> _ACTIVITY_: Every line containing the string "true" should be returned from the records.

* * * * *

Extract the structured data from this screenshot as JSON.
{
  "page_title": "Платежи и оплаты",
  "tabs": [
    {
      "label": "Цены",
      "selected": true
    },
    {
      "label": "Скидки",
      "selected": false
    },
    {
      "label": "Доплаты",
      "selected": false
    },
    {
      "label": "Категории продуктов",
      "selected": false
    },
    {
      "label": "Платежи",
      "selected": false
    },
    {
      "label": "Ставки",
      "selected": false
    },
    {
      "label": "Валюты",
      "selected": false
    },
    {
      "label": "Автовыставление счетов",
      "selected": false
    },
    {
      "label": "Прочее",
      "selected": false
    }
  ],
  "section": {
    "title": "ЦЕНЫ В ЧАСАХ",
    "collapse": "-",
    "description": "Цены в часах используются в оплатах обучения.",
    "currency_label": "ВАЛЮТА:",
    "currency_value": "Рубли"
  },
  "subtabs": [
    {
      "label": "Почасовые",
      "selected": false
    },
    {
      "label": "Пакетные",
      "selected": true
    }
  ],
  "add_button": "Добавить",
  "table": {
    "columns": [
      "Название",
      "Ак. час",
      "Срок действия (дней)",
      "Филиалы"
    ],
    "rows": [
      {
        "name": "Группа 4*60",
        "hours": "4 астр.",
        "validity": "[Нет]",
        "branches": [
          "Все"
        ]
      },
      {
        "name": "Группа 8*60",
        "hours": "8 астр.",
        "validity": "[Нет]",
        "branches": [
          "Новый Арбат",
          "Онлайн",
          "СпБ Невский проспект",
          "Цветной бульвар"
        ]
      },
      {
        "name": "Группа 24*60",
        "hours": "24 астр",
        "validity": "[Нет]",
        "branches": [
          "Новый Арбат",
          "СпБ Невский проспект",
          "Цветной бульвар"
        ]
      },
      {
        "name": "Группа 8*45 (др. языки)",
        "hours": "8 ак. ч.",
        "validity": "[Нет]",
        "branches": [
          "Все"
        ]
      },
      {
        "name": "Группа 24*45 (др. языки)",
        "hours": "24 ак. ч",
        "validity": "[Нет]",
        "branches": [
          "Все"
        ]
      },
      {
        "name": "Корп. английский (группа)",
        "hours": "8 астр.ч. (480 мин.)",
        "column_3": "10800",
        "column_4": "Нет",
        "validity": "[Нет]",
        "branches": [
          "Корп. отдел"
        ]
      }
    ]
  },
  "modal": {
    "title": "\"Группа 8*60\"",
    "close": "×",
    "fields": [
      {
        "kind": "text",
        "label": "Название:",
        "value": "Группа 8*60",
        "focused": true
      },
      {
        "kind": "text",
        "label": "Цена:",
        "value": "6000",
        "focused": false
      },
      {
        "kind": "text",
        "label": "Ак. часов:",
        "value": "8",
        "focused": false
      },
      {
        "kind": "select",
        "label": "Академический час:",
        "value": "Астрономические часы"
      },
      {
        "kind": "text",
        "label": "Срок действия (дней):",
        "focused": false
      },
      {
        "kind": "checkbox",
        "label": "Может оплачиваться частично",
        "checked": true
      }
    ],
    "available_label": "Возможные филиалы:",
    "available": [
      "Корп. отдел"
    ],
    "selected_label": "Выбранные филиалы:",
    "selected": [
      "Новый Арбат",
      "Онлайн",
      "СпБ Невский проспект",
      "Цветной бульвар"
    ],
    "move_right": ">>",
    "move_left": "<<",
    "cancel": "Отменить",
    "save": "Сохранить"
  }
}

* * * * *

> _ANSWER AREA_:
      "selected": true
      "selected": true
        "focused": true
        "checked": true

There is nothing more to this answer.